for more information and food matching ideas.
(2018) Another Brut Prosecco, so with less than 12g/l of residual sugar, this is a forthy and crowd-pleasing style, though with a deal of elegance and refinement. The nose is filled with crisp pear aromas, with delicate floral and icing sugar nuances, before a palate that has a good backbone of acidity, and that moderate sugar giving both a hint of sweetness and a nice lemony, sours freshness to the flavour profile.
(2018) A blend of Malbec, Cabernet Sauvignon, Petit Verdot and Tannat from a single, high-altitude vineyard in the Agrelo sub-region of Mendoza, this is a serious red blend that spent 18 months in French oak barrels. Interestingly however, it also uses augmented reality to tell the story of the vineyard, a beautifully done and entertaining adjunct to the stuff in the bottle: download the app, point your phone at the label, and the label 'comes to life' to tell the story in words and pictures. As for the wine, its a lovely Bordeaux-style blend, graphite and peppery spice layering ripe blackcurrant fruit on the nose, the medium-bodied palate creamy and juicy, chewy but slick tannins and an agile cherry-pit acidity giving length to the wine's volume. At time of review there are limited retailers of the 2015 vintage, and Corking Wines are listing the 2016.

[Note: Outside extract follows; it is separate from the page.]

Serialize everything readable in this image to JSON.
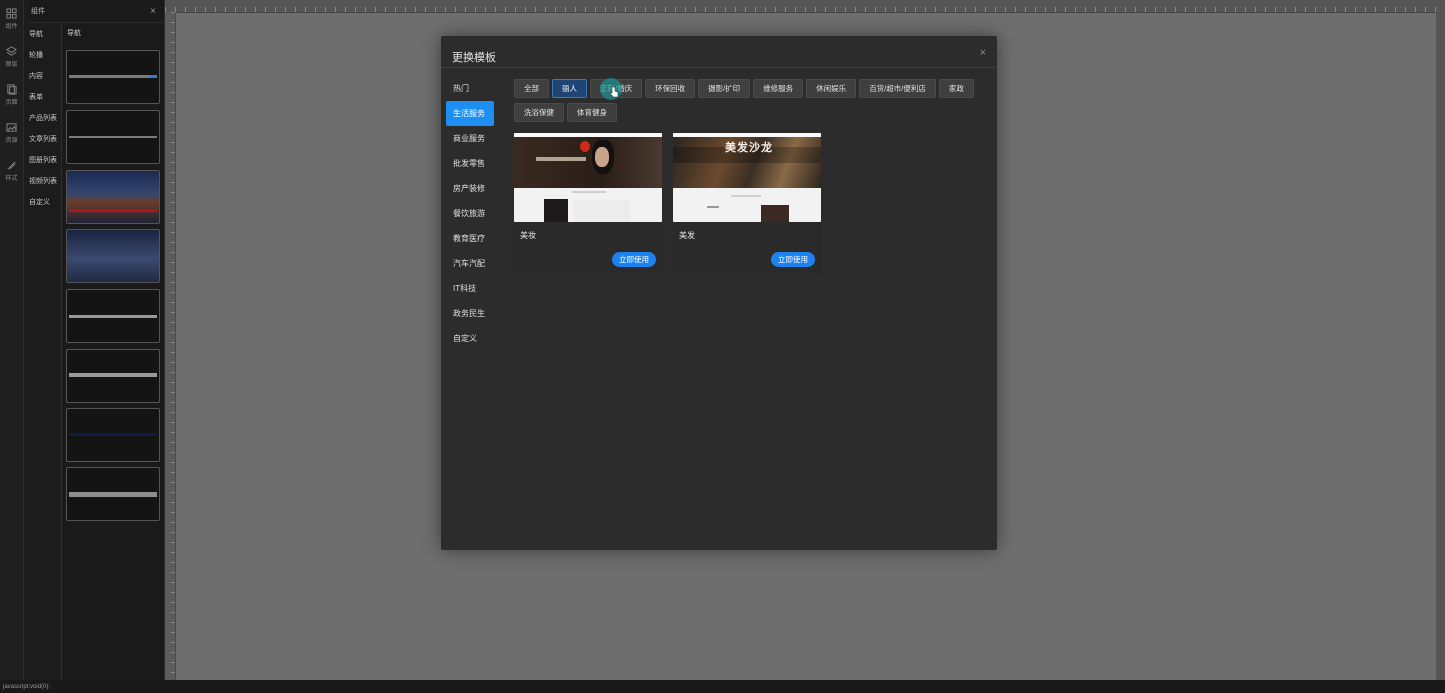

(2018) A selection of the base wines that Toni thinks have the greatest capacity to age. 42 months in bottle for this wine, made from the three Cava grapes plus 25% Chardonnay, and only 6g/l dosage. Deep and nettly, bready aromas, with a wonderful development giving nuttiness and toast in the mouth, a broad sense of richness, the finish complex and layered. Stockist and price quoted at time of review are for the 2011 vintage.
(2017) There's a whisp of ginger and cinnamon on the nose, then spangle-bright tropical fruit, just an edge of something green and capsicum-like. In the mouth the fruit is sweet, and for me just doesn't quite integrate as it should with the rush of a slightly green acidity. It's very drinkable, but just missing its mark for me.

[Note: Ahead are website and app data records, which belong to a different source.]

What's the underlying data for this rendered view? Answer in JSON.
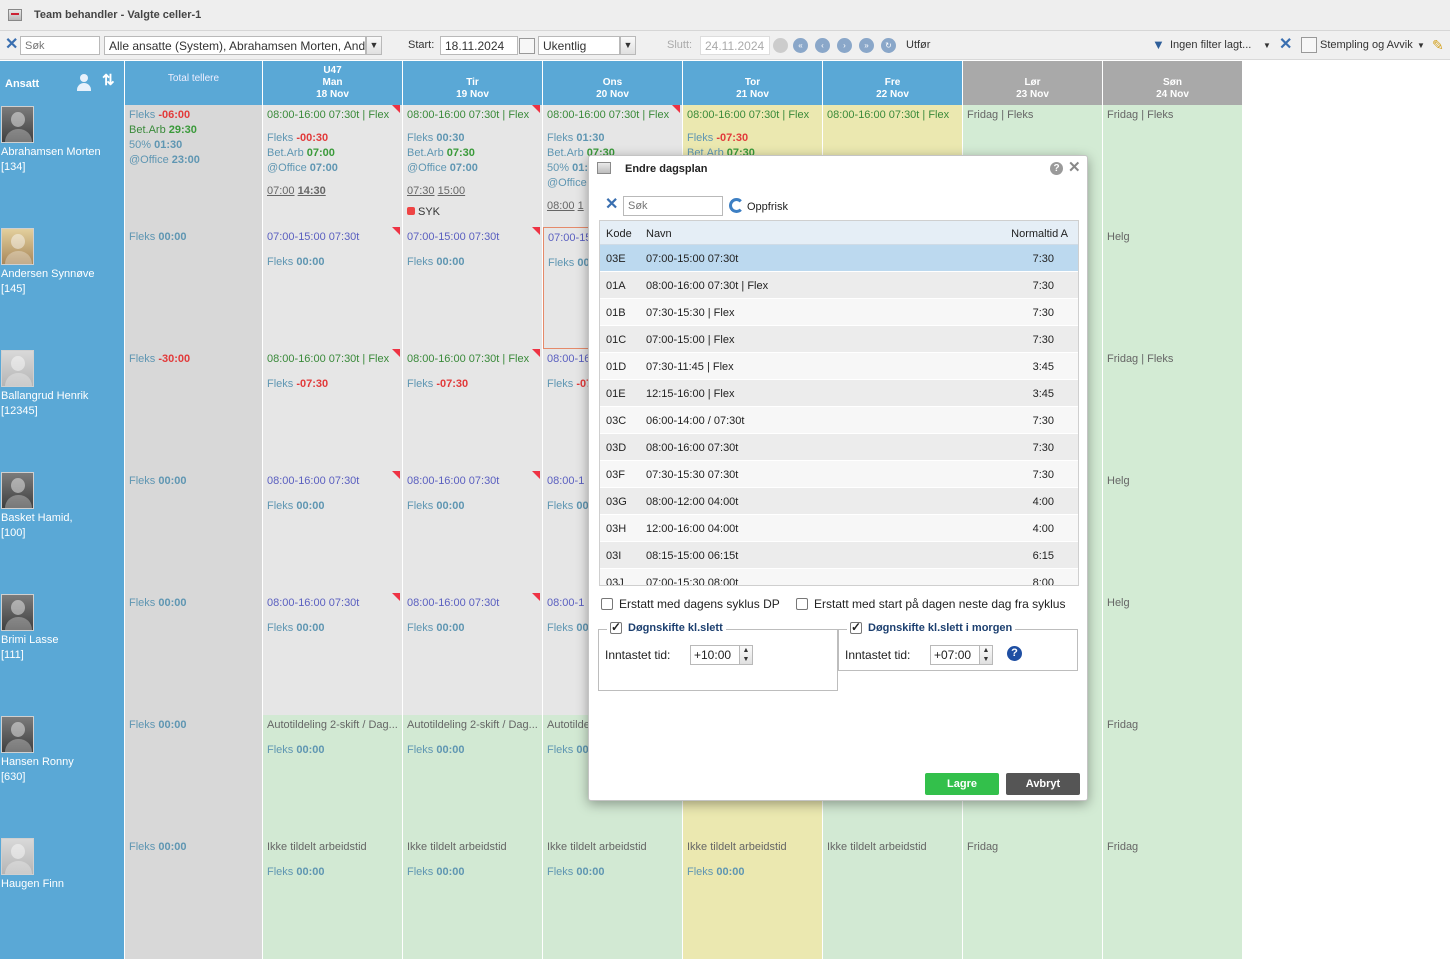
{
  "window": {
    "title": "Team behandler - Valgte celler-1"
  },
  "toolbar": {
    "search_placeholder": "Søk",
    "employees_select": "Alle ansatte (System), Abrahamsen Morten, And",
    "start_label": "Start:",
    "start_date": "18.11.2024",
    "period_select": "Ukentlig",
    "end_label": "Slutt:",
    "end_date": "24.11.2024",
    "execute_label": "Utfør",
    "filter_label": "Ingen filter lagt...",
    "stamping_label": "Stempling og Avvik"
  },
  "grid": {
    "header_ansatt": "Ansatt",
    "header_total": "Total tellere",
    "days": [
      {
        "week": "U47",
        "day": "Man",
        "date": "18 Nov",
        "weekend": false
      },
      {
        "week": "",
        "day": "Tir",
        "date": "19 Nov",
        "weekend": false
      },
      {
        "week": "",
        "day": "Ons",
        "date": "20 Nov",
        "weekend": false
      },
      {
        "week": "",
        "day": "Tor",
        "date": "21 Nov",
        "weekend": false
      },
      {
        "week": "",
        "day": "Fre",
        "date": "22 Nov",
        "weekend": false
      },
      {
        "week": "",
        "day": "Lør",
        "date": "23 Nov",
        "weekend": true
      },
      {
        "week": "",
        "day": "Søn",
        "date": "24 Nov",
        "weekend": true
      }
    ],
    "employees": [
      {
        "name": "Abrahamsen Morten",
        "id": "[134]",
        "totals": [
          {
            "label": "Fleks",
            "value": "-06:00",
            "style": "red"
          },
          {
            "label": "Bet.Arb",
            "value": "29:30",
            "style": "green"
          },
          {
            "label": "50%",
            "value": "01:30",
            "style": "teal"
          },
          {
            "label": "@Office",
            "value": "23:00",
            "style": "teal"
          }
        ],
        "days": {
          "mon": {
            "shift": "08:00-16:00 07:30t | Flex",
            "fleks": "-00:30",
            "betarb": "07:00",
            "office": "07:00",
            "time_a": "07:00",
            "time_b": "14:30"
          },
          "tue": {
            "shift": "08:00-16:00 07:30t | Flex",
            "fleks": "00:30",
            "betarb": "07:30",
            "office": "07:00",
            "time_a": "07:30",
            "time_b": "15:00",
            "syk": "SYK"
          },
          "wed": {
            "shift": "08:00-16:00 07:30t | Flex",
            "fleks": "01:30",
            "betarb": "07:30",
            "pct": "01:3",
            "office": "0",
            "time_a": "08:00",
            "time_b": "1"
          },
          "thu": {
            "shift": "08:00-16:00 07:30t | Flex",
            "fleks": "-07:30",
            "betarb": "07:30"
          },
          "fri": {
            "shift": "08:00-16:00 07:30t | Flex"
          },
          "sat": {
            "shift": "Fridag | Fleks"
          },
          "sun": {
            "shift": "Fridag | Fleks"
          }
        }
      },
      {
        "name": "Andersen Synnøve",
        "id": "[145]",
        "totals": [
          {
            "label": "Fleks",
            "value": "00:00",
            "style": "teal"
          }
        ],
        "days": {
          "mon": {
            "shift": "07:00-15:00 07:30t",
            "fleks": "00:00"
          },
          "tue": {
            "shift": "07:00-15:00 07:30t",
            "fleks": "00:00"
          },
          "wed": {
            "shift": "07:00-15",
            "fleks": "00"
          },
          "sun": {
            "shift": "Helg"
          }
        }
      },
      {
        "name": "Ballangrud Henrik",
        "id": "[12345]",
        "totals": [
          {
            "label": "Fleks",
            "value": "-30:00",
            "style": "red"
          }
        ],
        "days": {
          "mon": {
            "shift": "08:00-16:00 07:30t | Flex",
            "fleks": "-07:30"
          },
          "tue": {
            "shift": "08:00-16:00 07:30t | Flex",
            "fleks": "-07:30"
          },
          "wed": {
            "shift": "08:00-16",
            "fleks": "-07"
          },
          "sun": {
            "shift": "Fridag | Fleks"
          }
        }
      },
      {
        "name": "Basket Hamid,",
        "id": "[100]",
        "totals": [
          {
            "label": "Fleks",
            "value": "00:00",
            "style": "teal"
          }
        ],
        "days": {
          "mon": {
            "shift": "08:00-16:00 07:30t",
            "fleks": "00:00"
          },
          "tue": {
            "shift": "08:00-16:00 07:30t",
            "fleks": "00:00"
          },
          "wed": {
            "shift": "08:00-1",
            "fleks": "00"
          },
          "sun": {
            "shift": "Helg"
          }
        }
      },
      {
        "name": "Brimi Lasse",
        "id": "[111]",
        "totals": [
          {
            "label": "Fleks",
            "value": "00:00",
            "style": "teal"
          }
        ],
        "days": {
          "mon": {
            "shift": "08:00-16:00 07:30t",
            "fleks": "00:00"
          },
          "tue": {
            "shift": "08:00-16:00 07:30t",
            "fleks": "00:00"
          },
          "wed": {
            "shift": "08:00-1",
            "fleks": "00"
          },
          "sun": {
            "shift": "Helg"
          }
        }
      },
      {
        "name": "Hansen Ronny",
        "id": "[630]",
        "totals": [
          {
            "label": "Fleks",
            "value": "00:00",
            "style": "teal"
          }
        ],
        "days": {
          "mon": {
            "shift": "Autotildeling 2-skift / Dag...",
            "fleks": "00:00"
          },
          "tue": {
            "shift": "Autotildeling 2-skift / Dag...",
            "fleks": "00:00"
          },
          "wed": {
            "shift": "Autotilde",
            "fleks": "00"
          },
          "sun": {
            "shift": "Fridag"
          }
        }
      },
      {
        "name": "Haugen Finn",
        "id": "",
        "totals": [
          {
            "label": "Fleks",
            "value": "00:00",
            "style": "teal"
          }
        ],
        "days": {
          "mon": {
            "shift": "Ikke tildelt arbeidstid",
            "fleks": "00:00"
          },
          "tue": {
            "shift": "Ikke tildelt arbeidstid",
            "fleks": "00:00"
          },
          "wed": {
            "shift": "Ikke tildelt arbeidstid",
            "fleks": "00:00"
          },
          "thu": {
            "shift": "Ikke tildelt arbeidstid",
            "fleks": "00:00"
          },
          "fri": {
            "shift": "Ikke tildelt arbeidstid"
          },
          "sat": {
            "shift": "Fridag"
          },
          "sun": {
            "shift": "Fridag"
          }
        }
      }
    ],
    "labels": {
      "fleks": "Fleks",
      "betarb": "Bet.Arb",
      "pct": "50%",
      "office": "@Office"
    }
  },
  "modal": {
    "title": "Endre dagsplan",
    "search_placeholder": "Søk",
    "refresh_label": "Oppfrisk",
    "columns": {
      "kode": "Kode",
      "navn": "Navn",
      "normaltid": "Normaltid A"
    },
    "rows": [
      {
        "kode": "03E",
        "navn": "07:00-15:00 07:30t",
        "norm": "7:30",
        "selected": true
      },
      {
        "kode": "01A",
        "navn": "08:00-16:00 07:30t | Flex",
        "norm": "7:30"
      },
      {
        "kode": "01B",
        "navn": "07:30-15:30 | Flex",
        "norm": "7:30"
      },
      {
        "kode": "01C",
        "navn": "07:00-15:00 | Flex",
        "norm": "7:30"
      },
      {
        "kode": "01D",
        "navn": "07:30-11:45 | Flex",
        "norm": "3:45"
      },
      {
        "kode": "01E",
        "navn": "12:15-16:00 | Flex",
        "norm": "3:45"
      },
      {
        "kode": "03C",
        "navn": "06:00-14:00 / 07:30t",
        "norm": "7:30"
      },
      {
        "kode": "03D",
        "navn": "08:00-16:00 07:30t",
        "norm": "7:30"
      },
      {
        "kode": "03F",
        "navn": "07:30-15:30 07:30t",
        "norm": "7:30"
      },
      {
        "kode": "03G",
        "navn": "08:00-12:00 04:00t",
        "norm": "4:00"
      },
      {
        "kode": "03H",
        "navn": "12:00-16:00 04:00t",
        "norm": "4:00"
      },
      {
        "kode": "03I",
        "navn": "08:15-15:00 06:15t",
        "norm": "6:15"
      },
      {
        "kode": "03J",
        "navn": "07:00-15:30 08:00t",
        "norm": "8:00"
      }
    ],
    "replace_cycle_label": "Erstatt med dagens syklus DP",
    "replace_next_label": "Erstatt med start på dagen neste dag fra syklus",
    "shift_today_label": "Døgnskifte kl.slett",
    "shift_tomorrow_label": "Døgnskifte kl.slett i morgen",
    "entered_time_label": "Inntastet tid:",
    "entered_time_today": "+10:00",
    "entered_time_tomorrow": "+07:00",
    "save_label": "Lagre",
    "cancel_label": "Avbryt"
  }
}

(2017) The Cabernet component comes from vines planted in 1958 according to the back label, in a powerful red with lots of spice, pepper and bold black fruit, a hint of menthol and balsam too. In the mouth the fruit is sweet and rich, quite bright and not overripe or Porty, the tannins slightly rustic slightly and, like the Chardonnay, fairly abrupt acidity that for me is just not quite smoothly integrated.

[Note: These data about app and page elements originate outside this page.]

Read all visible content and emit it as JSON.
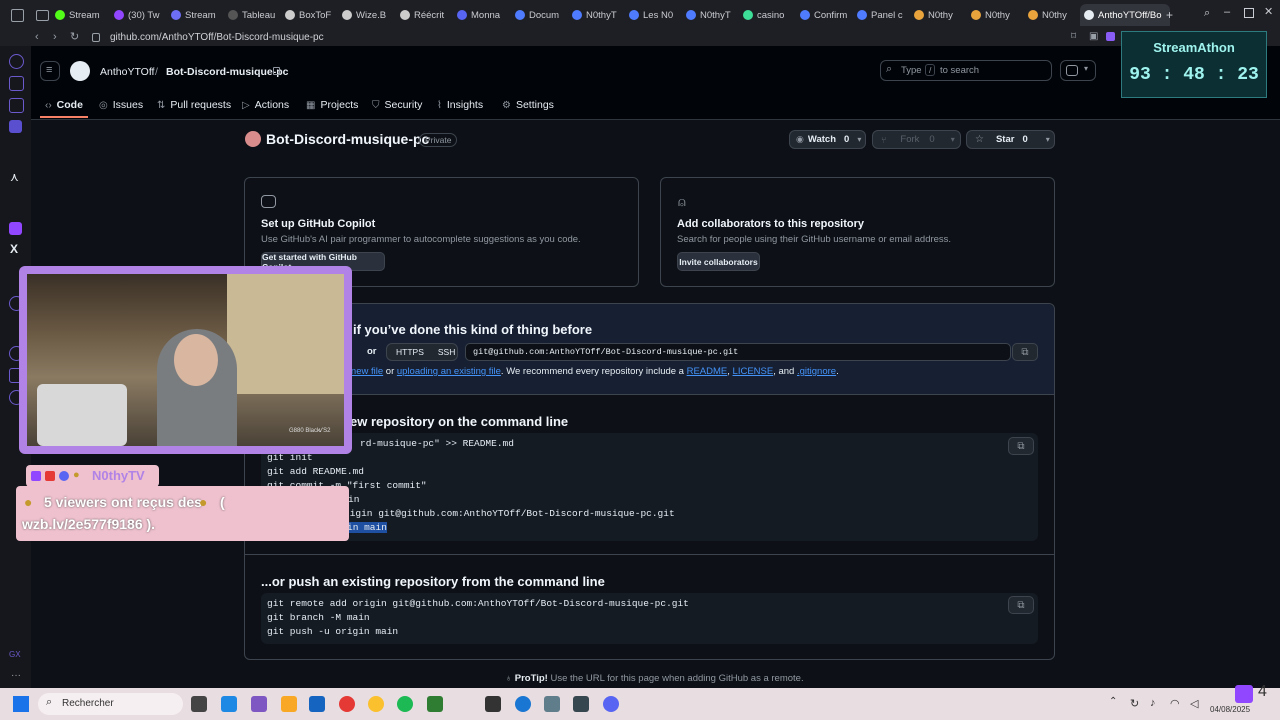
{
  "browser": {
    "tabs": [
      {
        "label": "Stream",
        "color": "#53fc18"
      },
      {
        "label": "(30) Tw",
        "color": "#9146ff"
      },
      {
        "label": "Stream",
        "color": "#6e6ef5"
      },
      {
        "label": "Tableau",
        "color": "#555555"
      },
      {
        "label": "BoxToF",
        "color": "#cccccc"
      },
      {
        "label": "Wize.B",
        "color": "#cccccc"
      },
      {
        "label": "Réécrit",
        "color": "#cccccc"
      },
      {
        "label": "Monna",
        "color": "#5865f2"
      },
      {
        "label": "Docum",
        "color": "#4f7cff"
      },
      {
        "label": "N0thyT",
        "color": "#4f7cff"
      },
      {
        "label": "Les N0",
        "color": "#4f7cff"
      },
      {
        "label": "N0thyT",
        "color": "#4f7cff"
      },
      {
        "label": "casino",
        "color": "#3ddc97"
      },
      {
        "label": "Confirm",
        "color": "#4f7cff"
      },
      {
        "label": "Panel c",
        "color": "#4f7cff"
      },
      {
        "label": "N0thy",
        "color": "#e8a33d"
      },
      {
        "label": "N0thy",
        "color": "#e8a33d"
      },
      {
        "label": "N0thy",
        "color": "#e8a33d"
      }
    ],
    "active_tab": "AnthoYTOff/Bo",
    "url": "github.com/AnthoYTOff/Bot-Discord-musique-pc"
  },
  "header": {
    "owner": "AnthoYTOff",
    "separator": "/",
    "repo": "Bot-Discord-musique-pc",
    "search_placeholder": "Type",
    "search_key": "/",
    "search_suffix": "to search"
  },
  "nav": {
    "tabs": [
      "Code",
      "Issues",
      "Pull requests",
      "Actions",
      "Projects",
      "Security",
      "Insights",
      "Settings"
    ]
  },
  "repo": {
    "name": "Bot-Discord-musique-pc",
    "visibility": "Private",
    "watch_label": "Watch",
    "watch_count": "0",
    "fork_label": "Fork",
    "fork_count": "0",
    "star_label": "Star",
    "star_count": "0"
  },
  "copilot_card": {
    "title": "Set up GitHub Copilot",
    "desc": "Use GitHub's AI pair programmer to autocomplete suggestions as you code.",
    "button": "Get started with GitHub Copilot"
  },
  "collab_card": {
    "title": "Add collaborators to this repository",
    "desc": "Search for people using their GitHub username or email address.",
    "button": "Invite collaborators"
  },
  "quick_setup": {
    "title_visible": "if you’ve done this kind of thing before",
    "or": "or",
    "https": "HTTPS",
    "ssh": "SSH",
    "clone_url": "git@github.com:AnthoYTOff/Bot-Discord-musique-pc.git",
    "hint_link1": "a new file",
    "hint_or": "or",
    "hint_link2": "uploading an existing file",
    "hint_mid": ". We recommend every repository include a",
    "readme": "README",
    "comma": ",",
    "license": "LICENSE",
    "and": ", and",
    "gitignore": ".gitignore",
    "period": "."
  },
  "new_repo": {
    "title_visible": "ew repository on the command line",
    "lines": [
      "rd-musique-pc\" >> README.md",
      "git init",
      "git add README.md",
      "git commit -m \"first commit\"",
      "in",
      "rigin git@github.com:AnthoYTOff/Bot-Discord-musique-pc.git",
      "in main"
    ]
  },
  "push_existing": {
    "title": "...or push an existing repository from the command line",
    "lines": [
      "git remote add origin git@github.com:AnthoYTOff/Bot-Discord-musique-pc.git",
      "git branch -M main",
      "git push -u origin main"
    ]
  },
  "protip": {
    "label": "ProTip!",
    "text": "Use the URL for this page when adding GitHub as a remote."
  },
  "overlay": {
    "timer_title": "StreamAthon",
    "timer_value": "93 : 48 : 23",
    "alert_name": "N0thyTV",
    "alert_line1": "5 viewers ont reçus des",
    "alert_line1_end": "(",
    "alert_line2": "wzb.lv/2e577f9186 ).",
    "cam_label": "G880 Black",
    "cam_tag": "v'S2"
  },
  "taskbar": {
    "search_placeholder": "Rechercher",
    "date": "04/08/2025",
    "twitch_count": "4"
  },
  "colors": {
    "accent_underline": "#f78166",
    "link": "#4493f8",
    "overlay_purple": "#b183e6",
    "alert_pink": "#efc1ce",
    "timer_text": "#9ff3ee"
  }
}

(2017) Really lifted perfume here, lots of florals and tobacco spices, a bold blackberry fruit but hints of juicy red berries too. Creamy and sweet on the palate, a real flood of sweet fruit and a certain fleshiness, a touch of coffee from quality oak adding more smooth tannin to the finish. Note stockist and price quoted at time of review is for the 2013 vintage.
(2016) Note that the price is for a magnum (two bottles equivalent) of Moët & Chandon's non-vintage Brut, though the price does reflect seasonal Champagne discounting - on average it's nearer to £60-£70. Magnums always feel so good, as does this with its biscuity but bright and elegant nose, and raft of apple fruit moving through to a per, lemony finish that's also très easy to drink. A brilliant superior party stand-out.